Love Under Fire


Reformation in Denmark

The gospel made a peaceful entrance into the countries of the North. Students at Wittenberg returning home carried the reformed faith to Scandinavia. Luther's writings also spread the light. The hardy people of the North turned from Rome's corruption and superstitions to welcome the life-giving truths of the Bible. LF 102.5

Even as a child Tausen, “the Reformer of Denmark,” showed that he had a bright mind, and he entered a monastery. Examination revealed that he had talent that promised to be very helpful to the church. The young student was given permission to choose a university in Germany or the Netherlands for himself, with one condition: he must not go to Wittenberg with its dangerous heresy. This is what the friars decreed. LF 102.6

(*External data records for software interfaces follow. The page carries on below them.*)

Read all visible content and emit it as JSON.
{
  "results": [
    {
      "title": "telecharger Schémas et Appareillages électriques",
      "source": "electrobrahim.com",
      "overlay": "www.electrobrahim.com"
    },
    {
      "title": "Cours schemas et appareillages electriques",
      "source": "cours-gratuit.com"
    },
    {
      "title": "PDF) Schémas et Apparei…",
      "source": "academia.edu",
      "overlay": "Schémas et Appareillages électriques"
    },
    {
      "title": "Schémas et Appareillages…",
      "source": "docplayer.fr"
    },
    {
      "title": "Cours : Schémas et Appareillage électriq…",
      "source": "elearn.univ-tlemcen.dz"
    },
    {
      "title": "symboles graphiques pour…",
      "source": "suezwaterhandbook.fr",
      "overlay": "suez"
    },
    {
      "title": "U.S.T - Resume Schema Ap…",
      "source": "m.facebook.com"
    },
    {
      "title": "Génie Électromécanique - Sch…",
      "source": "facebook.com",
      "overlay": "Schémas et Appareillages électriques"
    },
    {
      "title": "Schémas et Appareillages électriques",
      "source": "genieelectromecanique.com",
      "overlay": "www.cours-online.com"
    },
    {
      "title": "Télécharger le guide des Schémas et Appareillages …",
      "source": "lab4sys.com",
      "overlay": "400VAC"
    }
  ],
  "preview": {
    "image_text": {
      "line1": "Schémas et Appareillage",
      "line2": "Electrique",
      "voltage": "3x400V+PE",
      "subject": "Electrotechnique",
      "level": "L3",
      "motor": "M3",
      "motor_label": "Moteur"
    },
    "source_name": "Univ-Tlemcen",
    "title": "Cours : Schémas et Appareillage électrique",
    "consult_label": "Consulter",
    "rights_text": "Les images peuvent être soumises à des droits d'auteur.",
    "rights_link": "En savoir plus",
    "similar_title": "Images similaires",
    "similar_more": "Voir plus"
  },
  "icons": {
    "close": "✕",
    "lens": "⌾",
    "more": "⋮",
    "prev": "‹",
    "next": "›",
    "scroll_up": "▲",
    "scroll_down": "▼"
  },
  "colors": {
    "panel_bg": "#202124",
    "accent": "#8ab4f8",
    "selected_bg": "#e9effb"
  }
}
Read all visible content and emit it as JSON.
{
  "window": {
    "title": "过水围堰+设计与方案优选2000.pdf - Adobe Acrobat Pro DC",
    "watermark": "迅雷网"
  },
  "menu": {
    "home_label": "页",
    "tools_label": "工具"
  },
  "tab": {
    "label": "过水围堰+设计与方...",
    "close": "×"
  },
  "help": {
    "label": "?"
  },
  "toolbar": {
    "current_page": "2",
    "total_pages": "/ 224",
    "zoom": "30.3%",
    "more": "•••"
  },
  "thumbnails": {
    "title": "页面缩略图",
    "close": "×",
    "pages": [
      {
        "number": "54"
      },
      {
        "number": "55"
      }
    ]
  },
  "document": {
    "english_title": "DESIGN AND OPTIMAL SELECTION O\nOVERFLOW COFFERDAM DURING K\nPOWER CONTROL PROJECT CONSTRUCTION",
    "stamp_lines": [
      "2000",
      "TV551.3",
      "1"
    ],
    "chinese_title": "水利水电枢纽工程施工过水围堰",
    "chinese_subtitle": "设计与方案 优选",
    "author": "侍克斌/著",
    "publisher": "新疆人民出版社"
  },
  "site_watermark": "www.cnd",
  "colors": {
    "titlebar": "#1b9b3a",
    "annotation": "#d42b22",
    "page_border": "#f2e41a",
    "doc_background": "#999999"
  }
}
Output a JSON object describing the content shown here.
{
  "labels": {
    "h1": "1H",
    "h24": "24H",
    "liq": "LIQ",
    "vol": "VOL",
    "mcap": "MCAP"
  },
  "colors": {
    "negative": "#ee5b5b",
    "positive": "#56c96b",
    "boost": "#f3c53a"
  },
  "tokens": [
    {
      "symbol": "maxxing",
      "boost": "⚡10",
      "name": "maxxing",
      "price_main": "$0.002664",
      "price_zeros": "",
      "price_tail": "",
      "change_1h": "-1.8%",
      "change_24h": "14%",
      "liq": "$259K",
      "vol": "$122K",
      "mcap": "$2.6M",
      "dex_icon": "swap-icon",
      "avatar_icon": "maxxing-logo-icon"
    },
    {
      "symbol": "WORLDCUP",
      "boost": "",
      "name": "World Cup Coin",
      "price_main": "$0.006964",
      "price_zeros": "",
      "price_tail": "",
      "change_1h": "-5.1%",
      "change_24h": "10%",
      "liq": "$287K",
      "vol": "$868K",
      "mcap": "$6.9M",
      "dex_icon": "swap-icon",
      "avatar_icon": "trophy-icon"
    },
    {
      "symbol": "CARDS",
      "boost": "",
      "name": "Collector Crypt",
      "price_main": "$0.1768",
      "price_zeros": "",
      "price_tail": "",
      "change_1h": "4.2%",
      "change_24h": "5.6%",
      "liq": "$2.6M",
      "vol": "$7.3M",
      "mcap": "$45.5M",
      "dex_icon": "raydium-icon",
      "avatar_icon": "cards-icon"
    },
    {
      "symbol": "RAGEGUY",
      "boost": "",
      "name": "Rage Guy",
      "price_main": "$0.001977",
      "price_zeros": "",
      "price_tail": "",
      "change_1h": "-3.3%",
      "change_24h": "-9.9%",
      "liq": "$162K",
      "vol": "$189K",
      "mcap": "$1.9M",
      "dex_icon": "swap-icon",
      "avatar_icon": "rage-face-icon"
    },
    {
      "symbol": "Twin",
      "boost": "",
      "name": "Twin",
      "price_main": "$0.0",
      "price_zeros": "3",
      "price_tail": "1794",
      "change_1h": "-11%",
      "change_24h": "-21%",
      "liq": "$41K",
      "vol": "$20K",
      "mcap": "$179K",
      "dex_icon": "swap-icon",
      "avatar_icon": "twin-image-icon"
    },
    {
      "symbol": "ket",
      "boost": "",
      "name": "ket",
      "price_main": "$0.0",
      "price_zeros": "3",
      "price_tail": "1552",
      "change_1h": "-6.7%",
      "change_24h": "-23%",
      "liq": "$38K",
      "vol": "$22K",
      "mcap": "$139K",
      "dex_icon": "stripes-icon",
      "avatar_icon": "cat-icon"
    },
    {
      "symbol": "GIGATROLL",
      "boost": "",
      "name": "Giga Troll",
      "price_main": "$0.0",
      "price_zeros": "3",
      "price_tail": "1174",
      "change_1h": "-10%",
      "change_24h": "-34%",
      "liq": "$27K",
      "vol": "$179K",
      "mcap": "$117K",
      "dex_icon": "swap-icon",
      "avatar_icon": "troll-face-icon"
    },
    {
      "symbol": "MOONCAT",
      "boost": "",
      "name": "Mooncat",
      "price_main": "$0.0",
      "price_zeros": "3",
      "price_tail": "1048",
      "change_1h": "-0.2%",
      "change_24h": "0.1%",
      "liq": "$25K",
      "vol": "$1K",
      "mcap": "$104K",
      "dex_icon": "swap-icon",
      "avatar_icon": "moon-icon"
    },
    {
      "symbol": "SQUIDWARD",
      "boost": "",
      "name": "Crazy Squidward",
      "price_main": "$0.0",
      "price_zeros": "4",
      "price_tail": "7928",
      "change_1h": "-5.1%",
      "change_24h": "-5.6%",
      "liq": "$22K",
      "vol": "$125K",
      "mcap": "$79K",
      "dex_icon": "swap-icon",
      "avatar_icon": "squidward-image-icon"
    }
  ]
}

Tausen went to Cologne, one of the strongholds of Catholicism. He soon became disgusted with the mystical teachings there. About the same time he read Luther's writings with joy, and he longed to experience the personal instruction of the Reformer. But if he did so, he would risk losing his superior's support. He soon made his decision, and before long he was a student at Wittenberg. LF 102.7

When Tausen returned to Denmark, he did not reveal his secret, but tried to lead his friends to a purer faith. He opened the Bible and preached Christ to them as the sinner's only hope of salvation. His supervisor at the monastery, who had high hopes for him as a defender of Rome, became very angry. He removed Tausen immediately from his own monastery, put him in another, and confined him to his cell. Through the bars of his cell Tausen shared a knowledge of the truth with his companions. If those Danish fathers had been skilled in the church's plan for dealing with heresy, Tausen would never have been heard from again. But instead of confining him in some underground dungeon, they expelled him from the monastery. LF 102.8

A royal decree, just issued, offered protection to the teachers of the new doctrine. Tausen found the churches open to him, and the people crowded in to listen. The New Testament in Danish was widely circulated. Efforts to overthrow the work resulted in extending it, and before long Denmark declared that it had accepted the reformed faith. LF 103.1